Renaming a town isn’t the same as taking down a Confederate statue or another monument to slavery. Someone like Robert E. Lee will only be remembered for one thing—waging  war to keep Black people in chains. The name “Amherst,” on the other hand, has come to signify something much greater than its dark history would suggest.

Amherst should take this opportunity to make a statement against political correctness: We might not be proud of our history, but we aren’t going to start denying it. Keeping the name is an opportunity to drive dialogue and learning, so it’s good news that this petition isn’t likely to be granted anytime soon. We’re in luck—who really wants to be known as the University of Massachusetts Norwottuck anyway?

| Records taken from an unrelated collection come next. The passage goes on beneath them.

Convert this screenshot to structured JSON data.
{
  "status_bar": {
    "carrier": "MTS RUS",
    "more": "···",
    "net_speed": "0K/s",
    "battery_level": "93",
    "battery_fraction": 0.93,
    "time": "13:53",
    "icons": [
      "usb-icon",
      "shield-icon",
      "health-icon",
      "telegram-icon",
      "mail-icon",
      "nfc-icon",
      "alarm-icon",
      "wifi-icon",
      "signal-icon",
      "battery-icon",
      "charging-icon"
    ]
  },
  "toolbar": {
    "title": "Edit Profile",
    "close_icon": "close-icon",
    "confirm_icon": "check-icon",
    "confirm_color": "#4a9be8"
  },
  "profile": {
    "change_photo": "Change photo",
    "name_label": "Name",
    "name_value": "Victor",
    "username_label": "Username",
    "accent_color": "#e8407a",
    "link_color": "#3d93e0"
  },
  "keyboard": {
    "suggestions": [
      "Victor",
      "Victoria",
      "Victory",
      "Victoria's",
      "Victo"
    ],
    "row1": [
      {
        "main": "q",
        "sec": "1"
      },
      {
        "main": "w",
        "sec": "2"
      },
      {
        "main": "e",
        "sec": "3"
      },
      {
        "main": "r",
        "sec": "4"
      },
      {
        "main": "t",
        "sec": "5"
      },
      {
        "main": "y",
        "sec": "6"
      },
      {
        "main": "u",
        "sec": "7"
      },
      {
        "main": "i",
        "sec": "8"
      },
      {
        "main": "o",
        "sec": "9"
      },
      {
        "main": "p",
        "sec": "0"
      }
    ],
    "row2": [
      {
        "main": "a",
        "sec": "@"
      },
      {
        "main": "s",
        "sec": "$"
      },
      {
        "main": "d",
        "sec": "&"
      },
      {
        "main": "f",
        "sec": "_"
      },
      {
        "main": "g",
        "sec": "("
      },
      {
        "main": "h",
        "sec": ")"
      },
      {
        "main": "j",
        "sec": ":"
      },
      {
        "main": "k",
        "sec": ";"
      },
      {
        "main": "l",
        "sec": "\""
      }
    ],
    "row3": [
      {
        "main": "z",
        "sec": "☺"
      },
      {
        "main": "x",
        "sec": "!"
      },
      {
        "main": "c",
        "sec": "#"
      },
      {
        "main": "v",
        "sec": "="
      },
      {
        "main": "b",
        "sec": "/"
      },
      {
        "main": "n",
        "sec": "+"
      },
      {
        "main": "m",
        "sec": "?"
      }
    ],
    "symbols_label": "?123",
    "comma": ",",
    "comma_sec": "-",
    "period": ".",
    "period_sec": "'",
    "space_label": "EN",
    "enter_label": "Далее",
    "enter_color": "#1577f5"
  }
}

Bradley Polumbo is a Collegian columnist and can be reached at bpolumbo@umass.edu.

Comments
5 Responses to “Counterpoint: Keep political correctness away from the Amherst name”
  1. Peter Lewicke says:

    This piece is barely better than the other recent articles about Jeffrey Amherst. General Amherst did not engage in biological warfare; although he may have wondered about it. He was a real war hero, and that was why the town was named for him.

    And it is doubtful whether the method would have been effective, if he had handed out blankets:
    “The virus which causes smallpox is contagious and spreads through person-to- person contact and saliva droplets in an infected person’s breath.” http://www.who.int/csr/disease/smallpox/faq/en/

  2. Nitzakhon says:

    It is the current version of Mao’s “Cultural Revolution” where screaming mobs of students worked to erase history… so that the new Socialist Utopia could be created.

    The modern rewriters of history are domestic enemies.

  3. Kevin Bush says:

    Ole Lord Jeff musta been way ahead of his time …as germ theory proper wasn’t developed till after the telephone was invented …

  4. Blake says:

    The whole point of taking down racist monuments and renaming cities is to revitalize and refresh that terrible history in our minds, not to erase it. Do you think Amherst’s deeds are mentioned in history classes in our public schools today? No, because men like him are always portrayed as great men and builders of towns. Your argument might have some traction if our history classes did teach about colonial atrocities, but since there has been no such effort in any major way, I’m afraid your attempt to argue for geographies named after genocidal colonial powers falls flat. The whole point of making these changes would be pointing out that history, making sure it is mentioned in the pages of our history books.

  5. Peter Lewicke says:

    “Those who cannot remember the past are condemned to repeat it.” George Santayana

    Removing the memorials is a way of erasing history. If history hasn’t been erased for you, then you would know why Jeffrey Amherst was a great hero, a hero for liberalism and an enemy of those who made war against women and children. Try learning what happened in the past, so that we might avoid repeating some of it.
    https://www.bustle.com/p/13-quotes-from-1984-that-are-horrifyingly-relevant-in-2017-33324

Leave A Comment